One of the biggest problems with using the Internet for crucial day-to-day applications is when you can’t get connected. On a plane, at a WiFi hotspot you don’t really trust, or even in a building with poor data network reception for your phone.
For most desktop applications the answer is simple… your data lives locally and you work with it there not rely on connectivity, and then sync what you need to. At MIX this year for instance we demonstrated a prototype of a Cirque du Soleil application that demonstrated exactly that.
For web applications it’s a little harder as they run inside the browser sandbox, and for mobile web applications… well, logic dictates that should be even harder.
Well… turns out it’s not that hard for developers to build an off-line version of their site that’s able to cache data locally and the really interesting thing for me was discovering how well it works on Windows Mobile. That solution is Google Gears.
I use Buxfer to try and make sense of my personal finances (a pretty major challenge). The reason I’m leaning more to this solution rather than, say, Mint (an otherwise excellent solution) is that they let me take my data offline and access it on my Windows Mobile phone.
I think it’s pretty impressive that Windows Mobile is the first supported phone platform and a testament to how popular it is as a data access device.
Gears is only a 0.2 release so there’s probably lots of things that will be added over time. My wishlist for those additions is pretty simple:
- Ability to synchronize changes back to the web (MS SQL Sync Framework supports this

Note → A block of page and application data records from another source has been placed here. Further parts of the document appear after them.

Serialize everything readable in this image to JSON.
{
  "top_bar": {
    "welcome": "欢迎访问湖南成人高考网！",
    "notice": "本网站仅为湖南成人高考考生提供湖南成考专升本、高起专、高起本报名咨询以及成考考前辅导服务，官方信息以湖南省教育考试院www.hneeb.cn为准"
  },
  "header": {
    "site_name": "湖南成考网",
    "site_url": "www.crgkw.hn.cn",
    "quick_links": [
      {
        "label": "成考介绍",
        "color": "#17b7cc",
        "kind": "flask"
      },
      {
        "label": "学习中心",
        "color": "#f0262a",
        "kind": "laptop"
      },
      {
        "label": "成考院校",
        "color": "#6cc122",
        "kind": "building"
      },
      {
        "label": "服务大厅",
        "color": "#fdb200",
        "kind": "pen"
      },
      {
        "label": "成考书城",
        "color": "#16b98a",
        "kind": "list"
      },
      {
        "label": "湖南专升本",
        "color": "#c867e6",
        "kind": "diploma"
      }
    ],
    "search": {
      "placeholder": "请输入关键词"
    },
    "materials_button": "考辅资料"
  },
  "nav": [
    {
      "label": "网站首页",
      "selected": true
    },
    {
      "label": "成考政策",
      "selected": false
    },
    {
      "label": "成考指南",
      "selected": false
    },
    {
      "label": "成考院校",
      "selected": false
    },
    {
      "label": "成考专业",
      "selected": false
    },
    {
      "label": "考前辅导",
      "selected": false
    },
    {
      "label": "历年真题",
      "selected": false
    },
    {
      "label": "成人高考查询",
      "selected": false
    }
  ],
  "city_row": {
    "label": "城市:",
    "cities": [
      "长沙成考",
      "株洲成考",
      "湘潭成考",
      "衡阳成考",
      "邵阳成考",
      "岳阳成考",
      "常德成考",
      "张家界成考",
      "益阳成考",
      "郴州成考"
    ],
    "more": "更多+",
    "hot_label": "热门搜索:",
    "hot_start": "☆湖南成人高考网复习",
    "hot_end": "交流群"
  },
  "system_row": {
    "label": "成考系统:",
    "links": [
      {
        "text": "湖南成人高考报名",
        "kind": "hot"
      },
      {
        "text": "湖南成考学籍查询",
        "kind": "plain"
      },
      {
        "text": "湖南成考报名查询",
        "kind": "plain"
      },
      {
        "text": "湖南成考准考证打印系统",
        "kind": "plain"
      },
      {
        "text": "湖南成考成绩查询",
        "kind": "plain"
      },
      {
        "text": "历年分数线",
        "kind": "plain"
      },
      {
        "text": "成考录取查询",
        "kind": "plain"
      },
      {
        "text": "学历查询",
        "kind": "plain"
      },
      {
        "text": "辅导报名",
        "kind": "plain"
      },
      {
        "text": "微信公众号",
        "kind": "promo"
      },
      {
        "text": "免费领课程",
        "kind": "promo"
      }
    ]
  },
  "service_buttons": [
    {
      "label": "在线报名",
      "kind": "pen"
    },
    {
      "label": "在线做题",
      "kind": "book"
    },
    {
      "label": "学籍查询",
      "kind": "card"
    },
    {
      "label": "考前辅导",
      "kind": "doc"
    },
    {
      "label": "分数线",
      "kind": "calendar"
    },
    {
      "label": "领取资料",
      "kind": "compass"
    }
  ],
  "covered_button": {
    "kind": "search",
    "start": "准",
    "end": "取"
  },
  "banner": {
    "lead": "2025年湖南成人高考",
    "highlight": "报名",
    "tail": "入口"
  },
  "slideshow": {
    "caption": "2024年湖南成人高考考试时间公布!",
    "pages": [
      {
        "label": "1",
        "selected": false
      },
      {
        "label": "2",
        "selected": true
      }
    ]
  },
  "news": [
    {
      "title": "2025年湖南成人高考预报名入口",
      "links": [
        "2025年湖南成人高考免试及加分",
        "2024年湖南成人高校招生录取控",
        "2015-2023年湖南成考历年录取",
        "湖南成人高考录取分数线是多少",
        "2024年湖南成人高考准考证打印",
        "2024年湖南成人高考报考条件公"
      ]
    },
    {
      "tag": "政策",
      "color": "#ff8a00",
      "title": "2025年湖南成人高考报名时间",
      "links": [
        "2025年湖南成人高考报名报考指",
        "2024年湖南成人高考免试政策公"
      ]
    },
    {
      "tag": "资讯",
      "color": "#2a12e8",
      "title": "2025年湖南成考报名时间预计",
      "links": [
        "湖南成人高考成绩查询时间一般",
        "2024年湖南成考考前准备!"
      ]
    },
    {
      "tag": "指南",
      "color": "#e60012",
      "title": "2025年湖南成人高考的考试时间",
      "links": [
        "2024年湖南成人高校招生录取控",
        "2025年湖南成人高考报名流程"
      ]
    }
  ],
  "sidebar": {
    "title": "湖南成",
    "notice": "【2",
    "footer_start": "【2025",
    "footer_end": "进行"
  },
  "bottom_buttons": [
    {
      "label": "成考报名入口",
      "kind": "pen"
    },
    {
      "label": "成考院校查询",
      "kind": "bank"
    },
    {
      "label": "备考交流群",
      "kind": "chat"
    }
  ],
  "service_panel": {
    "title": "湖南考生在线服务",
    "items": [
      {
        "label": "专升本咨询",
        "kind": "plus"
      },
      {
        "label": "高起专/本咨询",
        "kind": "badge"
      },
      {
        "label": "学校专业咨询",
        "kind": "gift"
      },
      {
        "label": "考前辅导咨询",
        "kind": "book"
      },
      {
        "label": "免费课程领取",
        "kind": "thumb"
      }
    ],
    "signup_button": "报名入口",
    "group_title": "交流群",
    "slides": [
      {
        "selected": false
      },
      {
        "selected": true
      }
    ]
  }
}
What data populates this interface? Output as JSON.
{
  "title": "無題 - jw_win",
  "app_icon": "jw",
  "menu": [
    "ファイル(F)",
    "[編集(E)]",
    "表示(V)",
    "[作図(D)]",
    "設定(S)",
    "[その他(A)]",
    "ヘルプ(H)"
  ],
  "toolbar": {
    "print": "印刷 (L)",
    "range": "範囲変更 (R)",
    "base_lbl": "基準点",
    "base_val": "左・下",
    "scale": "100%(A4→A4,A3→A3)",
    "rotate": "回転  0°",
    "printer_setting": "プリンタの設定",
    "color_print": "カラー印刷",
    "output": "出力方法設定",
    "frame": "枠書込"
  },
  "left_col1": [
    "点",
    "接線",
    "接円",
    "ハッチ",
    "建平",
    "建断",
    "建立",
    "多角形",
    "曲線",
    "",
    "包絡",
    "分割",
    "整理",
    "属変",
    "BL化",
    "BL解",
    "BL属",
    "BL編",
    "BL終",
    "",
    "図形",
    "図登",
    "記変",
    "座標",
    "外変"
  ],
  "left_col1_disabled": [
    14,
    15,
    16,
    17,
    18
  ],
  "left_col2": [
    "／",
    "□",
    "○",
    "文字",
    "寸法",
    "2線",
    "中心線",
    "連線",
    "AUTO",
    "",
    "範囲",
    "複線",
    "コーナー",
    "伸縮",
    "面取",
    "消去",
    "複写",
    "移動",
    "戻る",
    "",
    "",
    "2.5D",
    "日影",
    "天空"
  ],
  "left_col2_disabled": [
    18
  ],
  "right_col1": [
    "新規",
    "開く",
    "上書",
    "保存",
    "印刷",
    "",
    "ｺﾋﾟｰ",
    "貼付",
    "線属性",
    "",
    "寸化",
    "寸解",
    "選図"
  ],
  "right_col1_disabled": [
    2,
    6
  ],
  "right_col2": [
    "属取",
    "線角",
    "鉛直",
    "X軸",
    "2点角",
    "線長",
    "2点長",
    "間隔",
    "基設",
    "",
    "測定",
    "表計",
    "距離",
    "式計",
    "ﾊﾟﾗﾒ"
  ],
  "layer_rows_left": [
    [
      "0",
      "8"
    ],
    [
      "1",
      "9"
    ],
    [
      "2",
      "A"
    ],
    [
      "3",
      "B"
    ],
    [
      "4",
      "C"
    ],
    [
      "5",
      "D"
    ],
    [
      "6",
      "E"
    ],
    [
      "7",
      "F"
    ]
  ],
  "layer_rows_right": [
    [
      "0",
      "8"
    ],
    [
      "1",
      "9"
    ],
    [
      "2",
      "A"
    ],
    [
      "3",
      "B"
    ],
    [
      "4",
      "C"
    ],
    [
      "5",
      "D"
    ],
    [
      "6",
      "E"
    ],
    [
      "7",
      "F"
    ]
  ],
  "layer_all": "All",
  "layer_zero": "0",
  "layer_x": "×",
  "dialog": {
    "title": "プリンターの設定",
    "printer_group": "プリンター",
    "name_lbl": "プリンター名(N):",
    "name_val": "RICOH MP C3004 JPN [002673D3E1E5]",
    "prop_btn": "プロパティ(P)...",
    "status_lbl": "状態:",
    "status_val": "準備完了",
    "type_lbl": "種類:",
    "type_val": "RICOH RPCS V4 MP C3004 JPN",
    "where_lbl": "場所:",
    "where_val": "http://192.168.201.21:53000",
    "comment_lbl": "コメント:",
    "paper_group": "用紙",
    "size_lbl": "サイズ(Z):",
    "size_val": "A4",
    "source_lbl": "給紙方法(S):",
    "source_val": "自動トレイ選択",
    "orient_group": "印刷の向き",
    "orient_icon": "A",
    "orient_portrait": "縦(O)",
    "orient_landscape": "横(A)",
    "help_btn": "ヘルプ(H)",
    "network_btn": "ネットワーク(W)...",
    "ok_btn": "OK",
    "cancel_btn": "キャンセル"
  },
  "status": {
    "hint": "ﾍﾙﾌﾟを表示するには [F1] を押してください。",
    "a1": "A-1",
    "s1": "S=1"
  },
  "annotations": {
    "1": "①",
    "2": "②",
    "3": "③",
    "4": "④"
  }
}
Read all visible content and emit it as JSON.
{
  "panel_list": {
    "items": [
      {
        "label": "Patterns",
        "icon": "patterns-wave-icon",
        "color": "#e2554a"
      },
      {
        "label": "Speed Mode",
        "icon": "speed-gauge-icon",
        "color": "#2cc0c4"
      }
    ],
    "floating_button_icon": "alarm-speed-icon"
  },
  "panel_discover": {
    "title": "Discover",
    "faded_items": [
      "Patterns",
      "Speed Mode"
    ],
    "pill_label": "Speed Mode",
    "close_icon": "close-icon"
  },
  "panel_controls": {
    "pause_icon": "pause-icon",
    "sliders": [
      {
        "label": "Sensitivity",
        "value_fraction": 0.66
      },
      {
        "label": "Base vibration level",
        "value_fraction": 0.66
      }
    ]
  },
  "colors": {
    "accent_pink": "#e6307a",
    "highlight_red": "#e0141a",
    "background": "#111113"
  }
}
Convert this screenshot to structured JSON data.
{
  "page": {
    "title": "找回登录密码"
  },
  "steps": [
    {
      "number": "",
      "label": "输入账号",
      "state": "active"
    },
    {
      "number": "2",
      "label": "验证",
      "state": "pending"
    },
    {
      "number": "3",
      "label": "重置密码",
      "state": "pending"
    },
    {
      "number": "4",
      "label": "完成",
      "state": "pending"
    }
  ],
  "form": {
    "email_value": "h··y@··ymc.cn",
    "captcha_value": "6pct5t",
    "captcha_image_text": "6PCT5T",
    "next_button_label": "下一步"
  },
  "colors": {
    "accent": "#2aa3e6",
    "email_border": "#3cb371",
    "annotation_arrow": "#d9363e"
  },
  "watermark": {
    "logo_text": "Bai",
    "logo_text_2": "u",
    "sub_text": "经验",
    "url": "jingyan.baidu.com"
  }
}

- Ability to auto synchronize – as a user I have to manually choose to go “offline”… if I don’t do that before disconnecting then I don’t have the latest copy of the data. It would be great if a Gears enabled app could detect it was running on an authorized device and in the background update me and then if I try to return to the site in (say) Flight mode it automatically switches to offline mode.
Native apps will always have a richer interface and more powerful capabilities because they operate outside the browser sandbox, they have access to the hardware (eg camera) and features like the network stack directly so they are ideal for more sophisticated users. But for simple look-up applications like mobile versions of Buxfer or Zoho this is a great solution